• Problem to work on: Below are records; copy every line among them that contains the word "events".
= Beginning of Section =
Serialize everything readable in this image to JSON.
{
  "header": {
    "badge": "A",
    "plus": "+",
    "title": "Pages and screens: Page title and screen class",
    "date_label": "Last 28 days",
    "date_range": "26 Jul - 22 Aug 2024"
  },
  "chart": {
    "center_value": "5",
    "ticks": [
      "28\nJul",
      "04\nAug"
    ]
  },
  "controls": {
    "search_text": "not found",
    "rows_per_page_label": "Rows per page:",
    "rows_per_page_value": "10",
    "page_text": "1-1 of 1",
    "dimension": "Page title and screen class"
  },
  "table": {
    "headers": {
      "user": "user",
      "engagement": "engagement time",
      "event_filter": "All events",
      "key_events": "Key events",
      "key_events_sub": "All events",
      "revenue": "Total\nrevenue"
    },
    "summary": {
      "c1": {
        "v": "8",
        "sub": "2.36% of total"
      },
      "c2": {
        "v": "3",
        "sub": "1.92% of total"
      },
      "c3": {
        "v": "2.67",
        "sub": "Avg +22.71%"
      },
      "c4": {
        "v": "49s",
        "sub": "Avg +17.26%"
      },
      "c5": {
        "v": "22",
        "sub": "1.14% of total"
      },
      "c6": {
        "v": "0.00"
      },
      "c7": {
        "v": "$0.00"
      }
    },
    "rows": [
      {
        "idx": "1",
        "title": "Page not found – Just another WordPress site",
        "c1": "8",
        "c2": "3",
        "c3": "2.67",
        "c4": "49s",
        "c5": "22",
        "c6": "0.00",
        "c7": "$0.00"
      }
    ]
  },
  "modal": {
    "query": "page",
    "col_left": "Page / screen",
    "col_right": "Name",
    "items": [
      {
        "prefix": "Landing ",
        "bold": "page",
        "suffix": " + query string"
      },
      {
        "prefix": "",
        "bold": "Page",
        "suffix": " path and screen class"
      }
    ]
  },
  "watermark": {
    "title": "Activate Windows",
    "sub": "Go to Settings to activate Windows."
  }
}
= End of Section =
• Solution for this problem:
      "event_filter": "All events",
      "key_events": "Key events",
      "key_events_sub": "All events",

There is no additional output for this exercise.